Crucially, whistling Turkish is now taught at primary schools. Karabörk Primary School in Kuşköy last year launched courses with 30 students, where pupils have been learning the basic whistling techniques and the physical anatomy of the mouth and teeth to help the process. In later stages, students are taught to understand the whistled language and how to communicate properly.
“I’m so pleased that we are able to officially teach this as part of the primary school curriculum,” says Seref Baskan, president of the Kuşköy Whistle Language association. “We are working to keep this tradition alive. We must teach the students so they will be aware of their own culture and transfer it to future generations.”
There’s even an app for it. Organ Civelek, who teaches bird language to children during the summer, created an application called “Islık Dili Sözlüğü,” or whistle language dictionary, which is an effort both to preserve the language and make it accessible to a broader audience.
Those efforts could be bolstered by international collaboration. Kuşköy is far from the only example of a whistled language. Some 40 examples have been documented in recent times around the world, often in places with densely-packed forests or steep topography, such as the soaring Atlas Mountains in northwest Africa, the deep ravines of La Gomera in the Canary Islands, and the Brazilian Amazon.
Baskan plans to unite fellow whistlers for an annual international festival as part of that cultural preservation and has already made contact with whistlers in the Canary Islands. With that progress, there’s fresh hope that Kuşköy’s bird language, which has become deeply entwined with local life, could take flight again.
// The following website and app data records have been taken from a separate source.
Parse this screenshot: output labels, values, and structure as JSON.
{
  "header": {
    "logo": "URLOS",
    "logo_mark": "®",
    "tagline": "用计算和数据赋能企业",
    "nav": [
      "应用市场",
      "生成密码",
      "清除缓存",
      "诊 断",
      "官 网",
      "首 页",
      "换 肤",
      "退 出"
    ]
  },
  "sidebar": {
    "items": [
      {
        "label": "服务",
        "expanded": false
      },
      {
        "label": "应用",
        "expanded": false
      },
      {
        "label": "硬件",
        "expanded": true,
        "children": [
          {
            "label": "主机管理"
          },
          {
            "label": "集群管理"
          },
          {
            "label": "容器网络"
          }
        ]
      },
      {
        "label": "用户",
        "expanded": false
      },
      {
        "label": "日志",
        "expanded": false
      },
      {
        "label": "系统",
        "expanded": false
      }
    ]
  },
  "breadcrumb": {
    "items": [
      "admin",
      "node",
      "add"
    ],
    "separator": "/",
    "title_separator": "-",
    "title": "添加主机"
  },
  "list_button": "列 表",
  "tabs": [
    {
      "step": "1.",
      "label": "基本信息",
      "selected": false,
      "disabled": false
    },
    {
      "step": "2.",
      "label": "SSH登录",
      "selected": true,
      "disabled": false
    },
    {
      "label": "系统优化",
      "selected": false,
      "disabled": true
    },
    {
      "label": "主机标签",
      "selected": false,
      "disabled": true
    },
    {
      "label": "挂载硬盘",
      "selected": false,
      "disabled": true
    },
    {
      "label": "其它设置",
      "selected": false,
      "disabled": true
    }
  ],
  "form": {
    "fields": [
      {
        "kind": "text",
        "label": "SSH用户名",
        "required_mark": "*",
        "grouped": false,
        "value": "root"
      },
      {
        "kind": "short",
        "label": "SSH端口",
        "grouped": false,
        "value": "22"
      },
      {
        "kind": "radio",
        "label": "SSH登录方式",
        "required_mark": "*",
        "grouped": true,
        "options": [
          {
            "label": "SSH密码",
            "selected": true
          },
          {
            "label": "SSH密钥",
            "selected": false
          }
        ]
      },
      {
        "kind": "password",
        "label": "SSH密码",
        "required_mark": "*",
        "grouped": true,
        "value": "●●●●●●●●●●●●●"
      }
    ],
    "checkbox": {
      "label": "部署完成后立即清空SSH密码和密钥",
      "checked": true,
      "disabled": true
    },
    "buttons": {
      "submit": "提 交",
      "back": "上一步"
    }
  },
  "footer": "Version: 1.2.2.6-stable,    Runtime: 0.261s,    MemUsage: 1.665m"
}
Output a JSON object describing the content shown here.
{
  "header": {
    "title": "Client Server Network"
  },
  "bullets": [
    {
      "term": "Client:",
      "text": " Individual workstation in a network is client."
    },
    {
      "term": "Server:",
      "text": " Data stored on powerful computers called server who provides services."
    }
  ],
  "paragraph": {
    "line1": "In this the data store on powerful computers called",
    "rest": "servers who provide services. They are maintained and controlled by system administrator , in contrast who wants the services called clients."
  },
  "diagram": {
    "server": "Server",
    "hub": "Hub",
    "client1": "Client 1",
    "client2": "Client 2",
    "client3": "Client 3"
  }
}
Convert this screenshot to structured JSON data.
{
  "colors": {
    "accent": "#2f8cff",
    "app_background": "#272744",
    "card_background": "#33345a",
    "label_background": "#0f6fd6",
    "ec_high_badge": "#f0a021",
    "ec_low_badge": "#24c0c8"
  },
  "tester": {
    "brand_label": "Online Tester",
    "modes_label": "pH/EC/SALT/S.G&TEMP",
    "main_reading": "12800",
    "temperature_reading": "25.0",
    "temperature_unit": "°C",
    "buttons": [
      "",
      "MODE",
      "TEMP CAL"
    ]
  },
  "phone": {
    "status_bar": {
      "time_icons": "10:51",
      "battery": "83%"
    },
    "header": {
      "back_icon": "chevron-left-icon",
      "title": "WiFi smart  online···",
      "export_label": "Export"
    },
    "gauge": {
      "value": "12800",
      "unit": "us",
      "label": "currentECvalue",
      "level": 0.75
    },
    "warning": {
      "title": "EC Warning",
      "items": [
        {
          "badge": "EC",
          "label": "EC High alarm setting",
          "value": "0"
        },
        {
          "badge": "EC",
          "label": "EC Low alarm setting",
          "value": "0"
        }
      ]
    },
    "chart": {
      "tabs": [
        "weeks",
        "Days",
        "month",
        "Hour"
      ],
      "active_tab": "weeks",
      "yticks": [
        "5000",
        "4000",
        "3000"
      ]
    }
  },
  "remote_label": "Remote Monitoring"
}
“We need to recognize the importance of this incredible, unique part of our culture,” says Baskan. “We cannot let it be lost. It’s a living piece of history.”